Copy each record exactly and skip its pictures.

Extracted data -
+===+

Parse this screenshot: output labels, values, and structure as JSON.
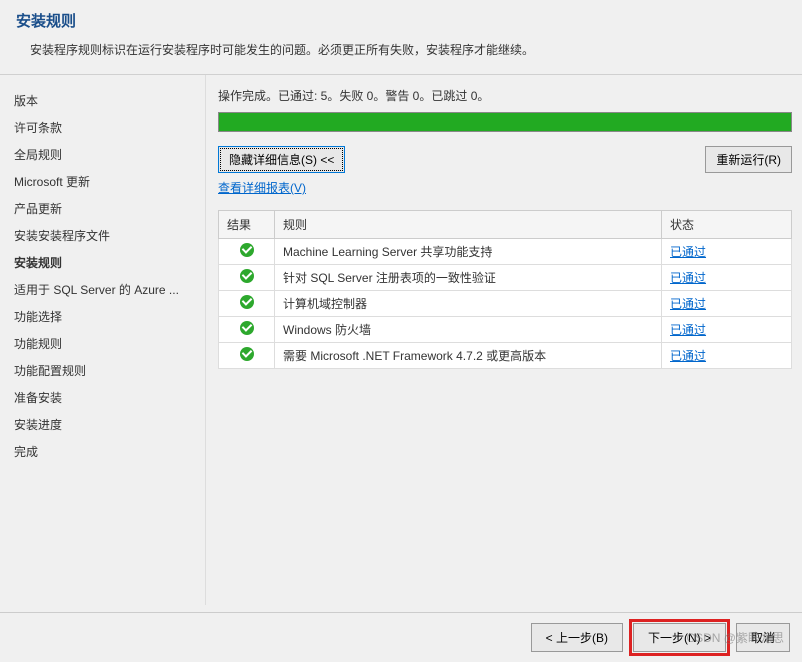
{
  "header": {
    "title": "安装规则",
    "subtitle": "安装程序规则标识在运行安装程序时可能发生的问题。必须更正所有失败，安装程序才能继续。"
  },
  "sidebar": {
    "items": [
      {
        "label": "版本",
        "active": false
      },
      {
        "label": "许可条款",
        "active": false
      },
      {
        "label": "全局规则",
        "active": false
      },
      {
        "label": "Microsoft 更新",
        "active": false
      },
      {
        "label": "产品更新",
        "active": false
      },
      {
        "label": "安装安装程序文件",
        "active": false
      },
      {
        "label": "安装规则",
        "active": true
      },
      {
        "label": "适用于 SQL Server 的 Azure ...",
        "active": false
      },
      {
        "label": "功能选择",
        "active": false
      },
      {
        "label": "功能规则",
        "active": false
      },
      {
        "label": "功能配置规则",
        "active": false
      },
      {
        "label": "准备安装",
        "active": false
      },
      {
        "label": "安装进度",
        "active": false
      },
      {
        "label": "完成",
        "active": false
      }
    ]
  },
  "main": {
    "status_text": "操作完成。已通过: 5。失败 0。警告 0。已跳过 0。",
    "hide_details_btn": "隐藏详细信息(S) <<",
    "rerun_btn": "重新运行(R)",
    "view_report_link": "查看详细报表(V)",
    "table": {
      "headers": {
        "result": "结果",
        "rule": "规则",
        "status": "状态"
      },
      "rows": [
        {
          "rule": "Machine Learning Server 共享功能支持",
          "status": "已通过"
        },
        {
          "rule": "针对 SQL Server 注册表项的一致性验证",
          "status": "已通过"
        },
        {
          "rule": "计算机域控制器",
          "status": "已通过"
        },
        {
          "rule": "Windows 防火墙",
          "status": "已通过"
        },
        {
          "rule": "需要 Microsoft .NET Framework 4.7.2 或更高版本",
          "status": "已通过"
        }
      ]
    }
  },
  "footer": {
    "back": "< 上一步(B)",
    "next": "下一步(N) >",
    "cancel": "取消"
  },
  "watermark": "CSDN @紫眸龙思"
}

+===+

Solved exercise -
Parse this screenshot: output labels, values, and structure as JSON.
{
  "header": {
    "title": "安装规则",
    "subtitle": "安装程序规则标识在运行安装程序时可能发生的问题。必须更正所有失败，安装程序才能继续。"
  },
  "sidebar": {
    "items": [
      {
        "label": "版本",
        "active": false
      },
      {
        "label": "许可条款",
        "active": false
      },
      {
        "label": "全局规则",
        "active": false
      },
      {
        "label": "Microsoft 更新",
        "active": false
      },
      {
        "label": "产品更新",
        "active": false
      },
      {
        "label": "安装安装程序文件",
        "active": false
      },
      {
        "label": "安装规则",
        "active": true
      },
      {
        "label": "适用于 SQL Server 的 Azure ...",
        "active": false
      },
      {
        "label": "功能选择",
        "active": false
      },
      {
        "label": "功能规则",
        "active": false
      },
      {
        "label": "功能配置规则",
        "active": false
      },
      {
        "label": "准备安装",
        "active": false
      },
      {
        "label": "安装进度",
        "active": false
      },
      {
        "label": "完成",
        "active": false
      }
    ]
  },
  "main": {
    "status_text": "操作完成。已通过: 5。失败 0。警告 0。已跳过 0。",
    "hide_details_btn": "隐藏详细信息(S) <<",
    "rerun_btn": "重新运行(R)",
    "view_report_link": "查看详细报表(V)",
    "table": {
      "headers": {
        "result": "结果",
        "rule": "规则",
        "status": "状态"
      },
      "rows": [
        {
          "rule": "Machine Learning Server 共享功能支持",
          "status": "已通过"
        },
        {
          "rule": "针对 SQL Server 注册表项的一致性验证",
          "status": "已通过"
        },
        {
          "rule": "计算机域控制器",
          "status": "已通过"
        },
        {
          "rule": "Windows 防火墙",
          "status": "已通过"
        },
        {
          "rule": "需要 Microsoft .NET Framework 4.7.2 或更高版本",
          "status": "已通过"
        }
      ]
    }
  },
  "footer": {
    "back": "< 上一步(B)",
    "next": "下一步(N) >",
    "cancel": "取消"
  },
  "watermark": "CSDN @紫眸龙思"
}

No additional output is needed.